Soya chunks, also known as textured vegetable protein or TVP, are a popular meat substitute made from defatted soy flour. They are a concentrated source of protein and can be a valuable addition to a PCOS diet.
If you prefer to avoid soy or have an intolerance to it, there are several alternatives to consider. Some options include other plant-based proteins like beans, lentils, and quinoa, as well as lean meats, poultry, and fish.
The question is soy good for PCOS is a complex one, and the answer may vary from person to person. While some studies have suggested potential benefits of soy for PCOS, more research is needed to fully understand the effects. If you decide to incorporate soy into your PCOS diet, it is important to consume it in moderation and choose minimally processed, organic, and non-GMO options.
1. Manzar N, Khan SA, Fatima N, Nisa MU, Ahmad MH, Afzal MI, Saeed HFU, Imran M, Anjum FM, Arshad MS. (2021). Exploring the prophylactic role of soy isoflavones against polycystic ovarian syndrome. Food Sci Nutr.
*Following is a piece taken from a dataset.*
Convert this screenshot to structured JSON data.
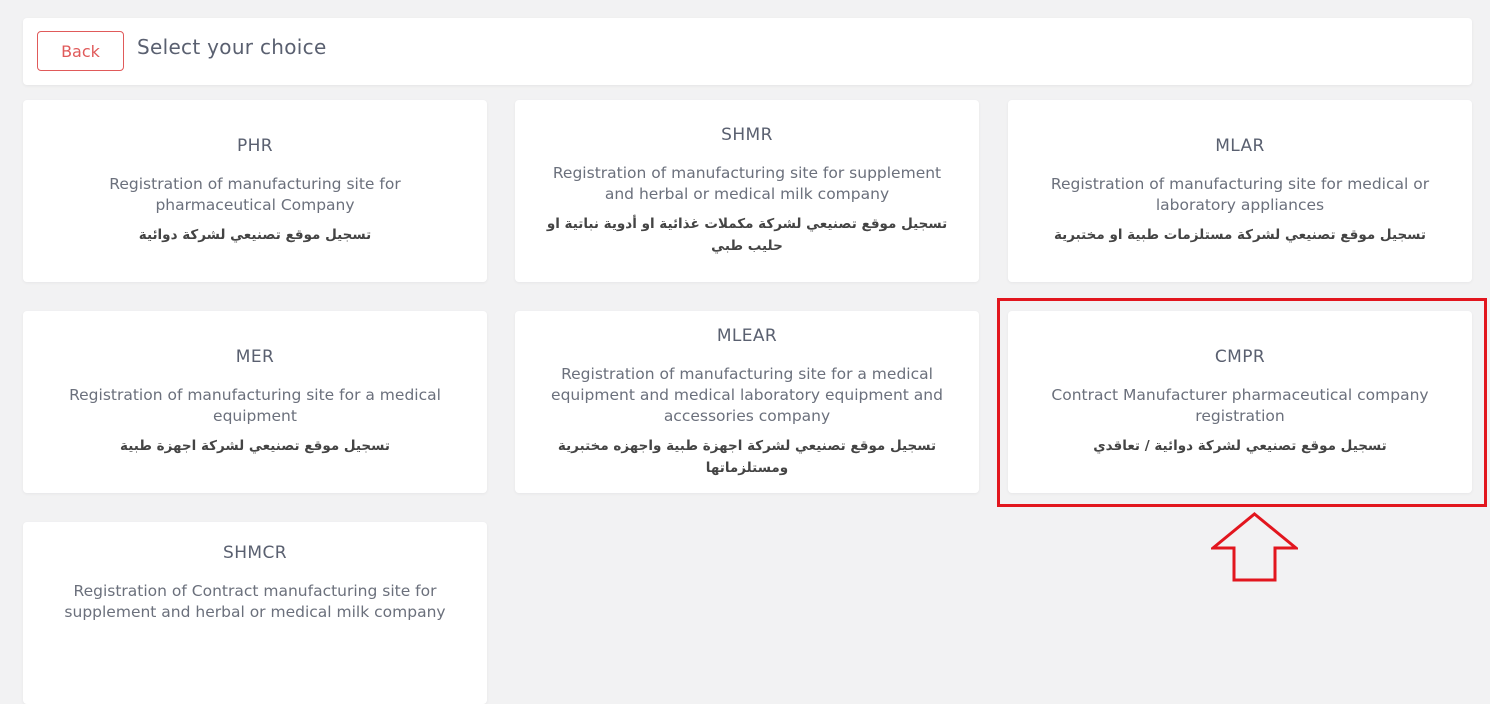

2. Karamali M, Kashanian M, Alaeinasab S, Asemi Z. (2018). The effect of dietary soy intake on weight loss, glycaemic control, lipid profiles and biomarkers of inflammation and oxidative stress in women with polycystic ovary syndrome: a randomised clinical trial. J Hum Nutr Diet.
3. Khani B, Mehrabian F, Khalesi E, Eshraghi A. (2011). Effect of soy phytoestrogen on metabolic and hormonal disturbance of women with polycystic ovary syndrome. J Res Med Sci.
Anupama Chadha is a content writer who has written extensively for industries such as HR, Healthcare, Finance and Tech.Read More
Get baby's diet chart, and growth tips
Cinnamon for PCOS: Discovering the Natural Support You've Been Missing
When Do Babies Start Walking?
The Ultimate Guide to 4th Month Pregnancy Symptoms
Your Guide to 2 Months Pregnant Symptoms: What to Expect
The Ultimate Balanced Diet Chart: Your Guide to Optimal Nutrition
Mundan Ceremony: A New Parent's Guide to Customs, Traditions and Celebrations
At Mylo, we help young parents raise happy and healthy families with our innovative new-age solutions:
Shea Butter | Skin - Daily Wellness | By Concern | Digestive Health | Immunity | By Ingredient | Saffron | Wheatgrass | Skin - Weight | By Concern | Weight Management | By Ingredient | Apple Cider Vinegar | Skin - Bath & Body | By Concern | Body Moisturizer | Brightening | Tan Removal | By Ingredient | Skin - Hygiene | Cloth Diaper | Maternity dresses | Stretch Marks Kit | Stroller |